*I received this novel from the publisher, Corsair, in exchange for an honest review.
From the inside flap:
Carol is unhappily married to a man she doesn’t love and mother to a daughter she doesn’t understand. Stuck in a life she doesn’t want and crippled with guilt, she can’t shake the feeling that she has wasted her life. So she puts pen to paper and writes a Letter to the Universe.
Albert is a widowed postman, approaching retirement age, and living with his cat, Gloria, for company. Slowly being pushed out at his place of work, he is forced down to the section of the post office where they sort undeliverable mail. When a series of letters turn up with a smiley face drawn in place of an address, he cannot help reading them.
Sometimes when I read, I feel I am hovering above the story, acutely aware of the tactics of the writer, the outline, the plan. I wonder if this is the editor in me, or if it is simply the sign of a reader. With Lost & Found by Tom Winter, unfortunately, I was aware of a supreme lack of character.
Carol and Albert are both extremely unhappy, though Albert’s unhappiness is much easier to understand. Feeling worthless and lonely with his impending retirement looming, Albert encounters well-meant but still hurtful comments from coworkers and nastiness from his neighbor.
Carol, on the other hand, tells us she is unhappy, but it’s difficult to understand why. She has a teenage daughter who, on the whole, seems much better than many sullen, angry teens in books. Her husband seems simple but relatively kind. Yet she is devastatingly unhappy and plans to leave her husband until he divulges some life-changing news. She begins writing letters, and Albert looks forward to them in the way only a truly lonely man can.

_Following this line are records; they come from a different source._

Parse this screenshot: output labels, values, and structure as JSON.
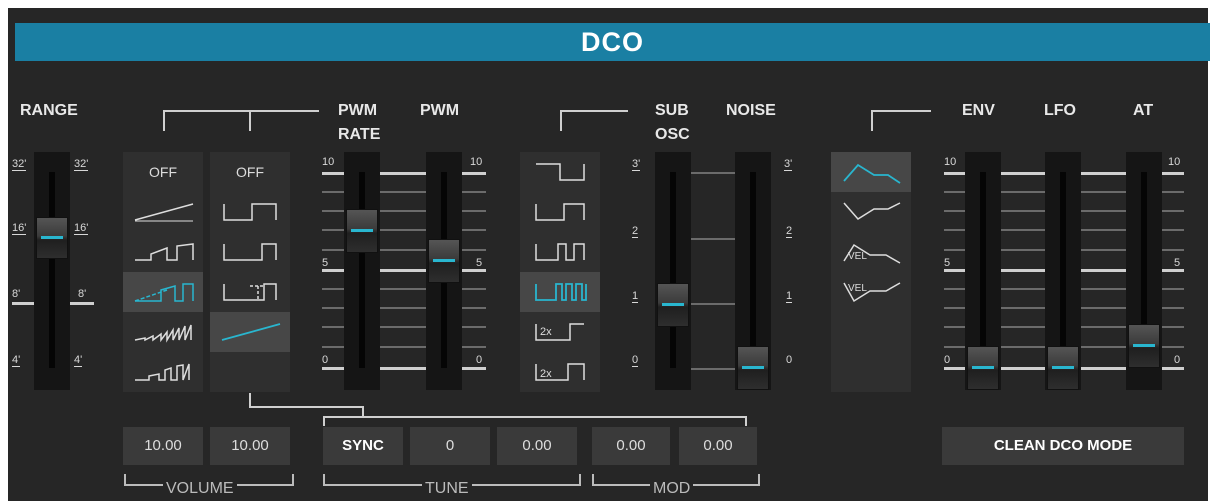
{
  "header": {
    "title": "DCO"
  },
  "labels": {
    "range": "RANGE",
    "pwm_rate_1": "PWM",
    "pwm_rate_2": "RATE",
    "pwm": "PWM",
    "sub_osc_1": "SUB",
    "sub_osc_2": "OSC",
    "noise": "NOISE",
    "env": "ENV",
    "lfo": "LFO",
    "at": "AT"
  },
  "range_marks": [
    "32'",
    "16'",
    "8'",
    "4'"
  ],
  "scale_0_10": {
    "top": "10",
    "mid": "5",
    "bottom": "0"
  },
  "scale_0_3": {
    "v3": "3'",
    "v2": "2",
    "v1": "1",
    "v0": "0"
  },
  "scale_3": {
    "v3": "3'",
    "v2": "2",
    "v1": "1",
    "v0": "0"
  },
  "column1": {
    "off": "OFF",
    "selected_index": 3
  },
  "column2": {
    "off": "OFF",
    "selected_index": 4
  },
  "sub_osc_column": {
    "selected_index": 3,
    "tag_2x": "2x"
  },
  "env_shapes": {
    "selected_index": 0,
    "vel_label": "VEL"
  },
  "values": {
    "volume_1": "10.00",
    "volume_2": "10.00",
    "sync": "SYNC",
    "tune_1": "0",
    "tune_2": "0.00",
    "mod_1": "0.00",
    "mod_2": "0.00",
    "clean_mode": "CLEAN DCO MODE"
  },
  "groups": {
    "volume": "VOLUME",
    "tune": "TUNE",
    "mod": "MOD"
  },
  "slider_levels": {
    "range": "16'",
    "pwm_rate": 7.0,
    "pwm": 5.6,
    "sub_osc": 1.0,
    "noise": 0.0,
    "env": 0.0,
    "lfo": 0.0,
    "at": 1.2
  },
  "colors": {
    "accent": "#29b6cf",
    "title_bar": "#1a7fa3",
    "panel": "#262626"
  }
}
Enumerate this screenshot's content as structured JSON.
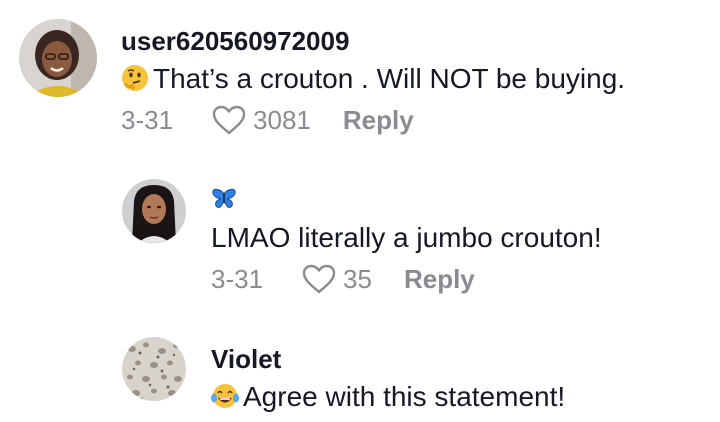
{
  "comments": [
    {
      "username": "user620560972009",
      "text": "That’s a crouton . Will NOT be buying.",
      "emoji": "thinking-face",
      "date": "3-31",
      "likes": "3081",
      "reply_label": "Reply"
    },
    {
      "username_emoji": "blue-butterfly",
      "text": "LMAO literally a jumbo crouton!",
      "date": "3-31",
      "likes": "35",
      "reply_label": "Reply"
    },
    {
      "username": "Violet",
      "text": "Agree with this statement!",
      "emoji": "tears-of-joy-face"
    }
  ],
  "colors": {
    "text_primary": "#161823",
    "text_secondary": "#8a8b91",
    "butterfly": "#2f7fe0"
  }
}
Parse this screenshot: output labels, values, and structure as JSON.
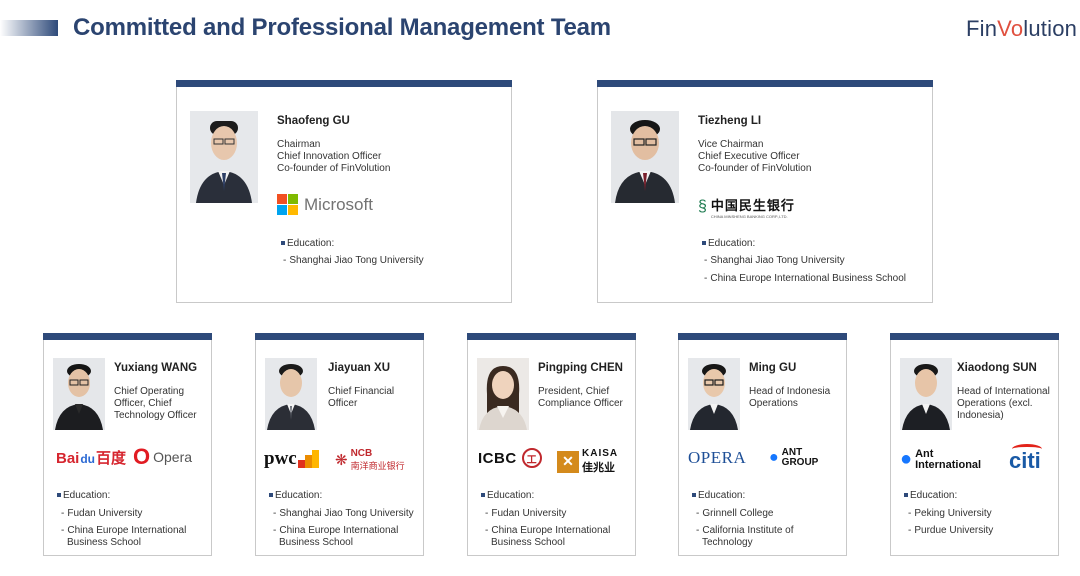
{
  "page": {
    "title": "Committed and Professional Management Team",
    "brand_pre": "Fin",
    "brand_accent": "Vo",
    "brand_post": "lution"
  },
  "colors": {
    "header_blue": "#2e4a7a",
    "title_blue": "#2b4470",
    "brand_red": "#e0503f"
  },
  "edu_label": "Education:",
  "dash": "-",
  "members": [
    {
      "name": "Shaofeng GU",
      "roles": [
        "Chairman",
        "Chief Innovation Officer",
        "Co-founder of FinVolution"
      ],
      "logos": [
        "Microsoft"
      ],
      "education": [
        "Shanghai Jiao Tong University"
      ]
    },
    {
      "name": "Tiezheng LI",
      "roles": [
        "Vice Chairman",
        "Chief Executive Officer",
        "Co-founder of FinVolution"
      ],
      "logos": [
        "中国民生银行",
        "CHINA MINSHENG BANKING CORP.,LTD."
      ],
      "education": [
        "Shanghai Jiao Tong University",
        "China Europe International Business School"
      ]
    },
    {
      "name": "Yuxiang WANG",
      "roles": [
        "Chief Operating",
        "Officer, Chief",
        "Technology Officer"
      ],
      "logos": [
        "Bai",
        "du",
        "百度",
        "Opera"
      ],
      "education": [
        "Fudan University",
        "China Europe International",
        "Business School"
      ]
    },
    {
      "name": "Jiayuan XU",
      "roles": [
        "Chief Financial",
        "Officer"
      ],
      "logos": [
        "pwc",
        "NCB",
        "南洋商业银行"
      ],
      "education": [
        "Shanghai Jiao Tong University",
        "China Europe International",
        "Business School"
      ]
    },
    {
      "name": "Pingping CHEN",
      "roles": [
        "President, Chief",
        "Compliance Officer"
      ],
      "logos": [
        "ICBC",
        "KAISA",
        "佳兆业"
      ],
      "education": [
        "Fudan University",
        "China Europe International",
        "Business School"
      ]
    },
    {
      "name": "Ming GU",
      "roles": [
        "Head of Indonesia",
        "Operations"
      ],
      "logos": [
        "OPERA",
        "ANT",
        "GROUP"
      ],
      "education": [
        "Grinnell College",
        "California Institute of",
        "Technology"
      ]
    },
    {
      "name": "Xiaodong SUN",
      "roles": [
        "Head of International",
        "Operations (excl.",
        "Indonesia)"
      ],
      "logos": [
        "Ant",
        "International",
        "citi"
      ],
      "education": [
        "Peking University",
        "Purdue University"
      ]
    }
  ]
}
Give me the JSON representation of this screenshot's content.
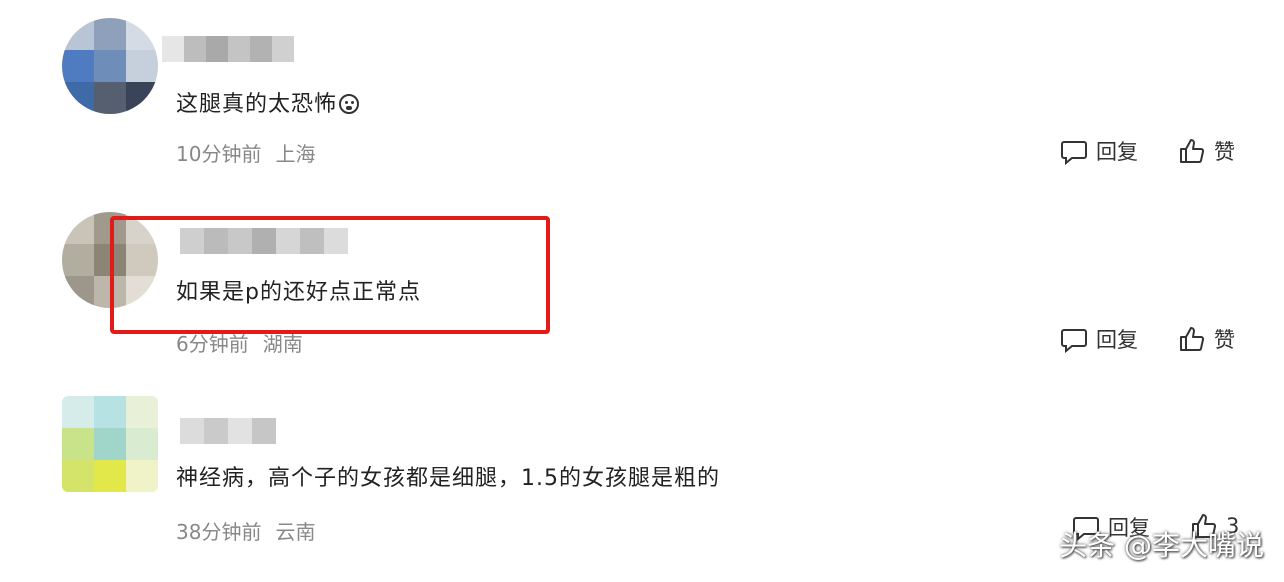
{
  "comments": [
    {
      "text": "这腿真的太恐怖",
      "time": "10分钟前",
      "location": "上海",
      "reply_label": "回复",
      "like_label": "赞"
    },
    {
      "text": "如果是p的还好点正常点",
      "time": "6分钟前",
      "location": "湖南",
      "reply_label": "回复",
      "like_label": "赞"
    },
    {
      "text": "神经病，高个子的女孩都是细腿，1.5的女孩腿是粗的",
      "time": "38分钟前",
      "location": "云南",
      "reply_label": "回复",
      "like_label": "3"
    }
  ],
  "watermark": "头条 @李大嘴说",
  "icons": {
    "reply": "comment-bubble-icon",
    "like": "thumbs-up-icon",
    "emoji": "grimace-emoji-icon"
  },
  "colors": {
    "highlight": "#e21a1a",
    "meta": "#888888"
  }
}
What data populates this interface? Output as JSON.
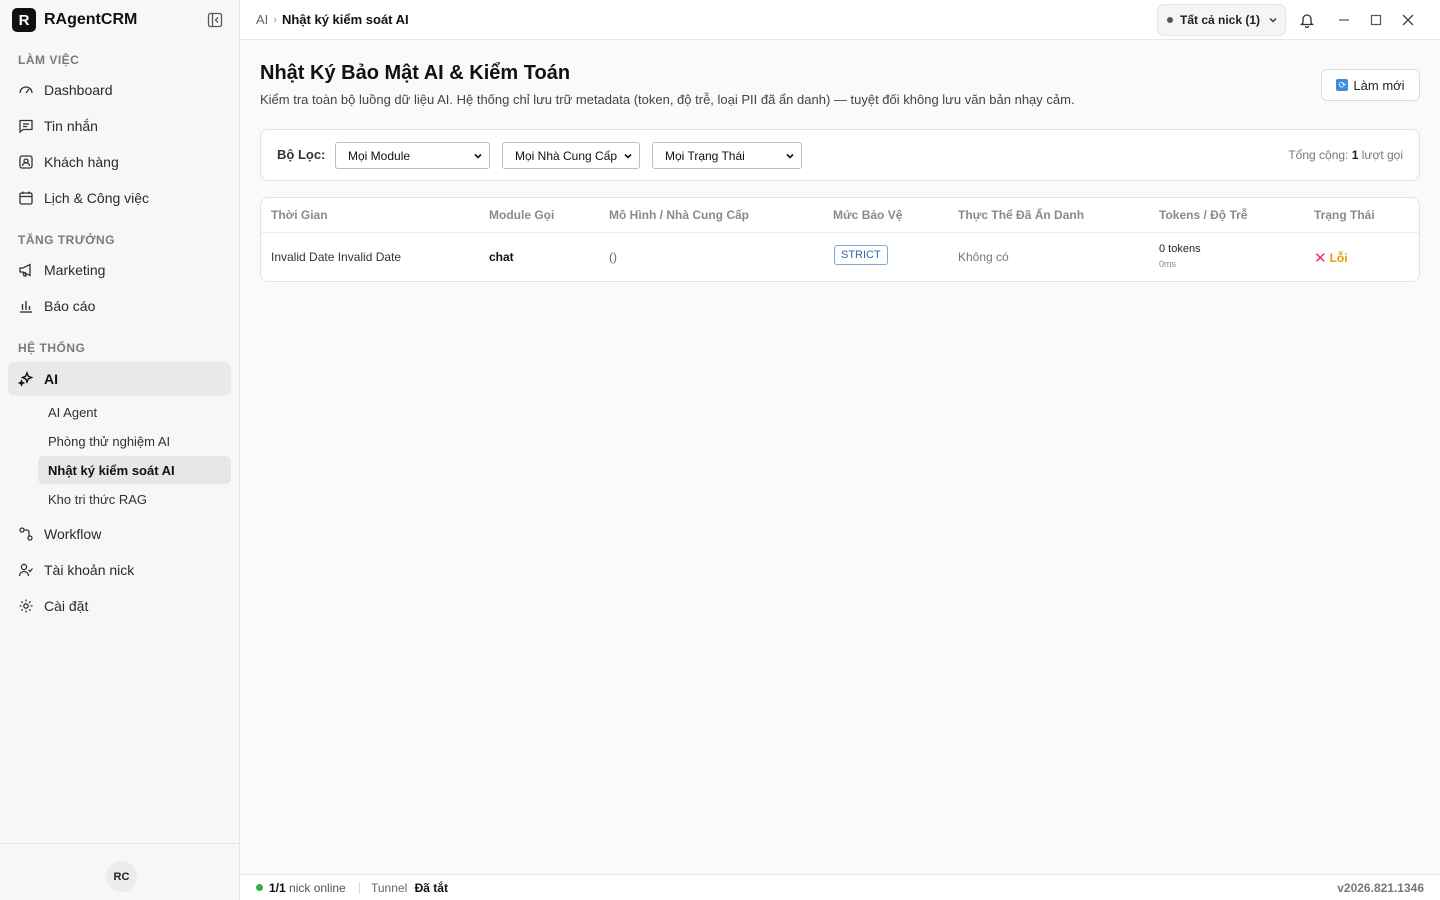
{
  "app": {
    "logo_letter": "R",
    "name": "RAgentCRM"
  },
  "sidebar": {
    "sections": {
      "work": "LÀM VIỆC",
      "growth": "TĂNG TRƯỞNG",
      "system": "HỆ THỐNG"
    },
    "items": {
      "dashboard": "Dashboard",
      "messages": "Tin nhắn",
      "customers": "Khách hàng",
      "calendar": "Lịch & Công việc",
      "marketing": "Marketing",
      "reports": "Báo cáo",
      "ai": "AI",
      "workflow": "Workflow",
      "accounts": "Tài khoản nick",
      "settings": "Cài đặt"
    },
    "ai_sub": {
      "agent": "AI Agent",
      "lab": "Phòng thử nghiệm AI",
      "audit": "Nhật ký kiểm soát AI",
      "rag": "Kho tri thức RAG"
    },
    "avatar": "RC"
  },
  "topbar": {
    "breadcrumb_parent": "AI",
    "breadcrumb_sep": "›",
    "breadcrumb_current": "Nhật ký kiểm soát AI",
    "nick_select": "Tất cả nick (1)"
  },
  "page": {
    "title": "Nhật Ký Bảo Mật AI & Kiểm Toán",
    "description": "Kiểm tra toàn bộ luồng dữ liệu AI. Hệ thống chỉ lưu trữ metadata (token, độ trễ, loại PII đã ẩn danh) — tuyệt đối không lưu văn bản nhạy cảm.",
    "refresh_label": "Làm mới"
  },
  "filters": {
    "label": "Bộ Lọc:",
    "module": "Mọi Module",
    "provider": "Mọi Nhà Cung Cấp",
    "status": "Mọi Trạng Thái",
    "total_prefix": "Tổng cộng:",
    "total_count": "1",
    "total_suffix": "lượt gọi"
  },
  "table": {
    "headers": {
      "time": "Thời Gian",
      "module": "Module Gọi",
      "model": "Mô Hình / Nhà Cung Cấp",
      "protection": "Mức Bảo Vệ",
      "entities": "Thực Thể Đã Ẩn Danh",
      "tokens": "Tokens / Độ Trễ",
      "status": "Trạng Thái"
    },
    "rows": [
      {
        "time": "Invalid Date Invalid Date",
        "module": "chat",
        "model": "()",
        "protection": "STRICT",
        "entities": "Không có",
        "tokens": "0 tokens",
        "latency": "0ms",
        "status": "Lỗi"
      }
    ]
  },
  "statusbar": {
    "online_count": "1/1",
    "online_label": "nick online",
    "tunnel_label": "Tunnel",
    "tunnel_value": "Đã tắt",
    "version": "v2026.821.1346"
  },
  "colors": {
    "online": "#2bb34a",
    "error_x": "#e2345a",
    "error_text": "#e0a100",
    "strict": "#2f68b0"
  }
}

Lost & FoundÂ is a wonderful example of how two readers can read the same book and come away with vastly different impressions. Leeswammes really enjoyed this book. While I did finish it relatively quickly, though, it wasn’t a favorite. I found the characters (Albert being the only exception) wooden and irredeemable. The main impetus for Carol’s angst isn’t really revealed until much too late for me to empathize with her and understand her (often) mean-spiritedness toward her husband and mother. Without any background, the bitterness she feels toward both is difficult to see in any other light. The letters are the best part of this novel, and it would have been interesting to stick with Albert’s perspective more and learn of Carol only through her letters.
This novel has been compared quite a lot on Goodreads to The Unlikely Pilgrimage of Harold Fry, another novel I wasn’t particularly charmed by. Lost & Found, though, is a simpler (and less preachy) attempt to explore those whose unhappiness is so profound that the only means of hope is escape.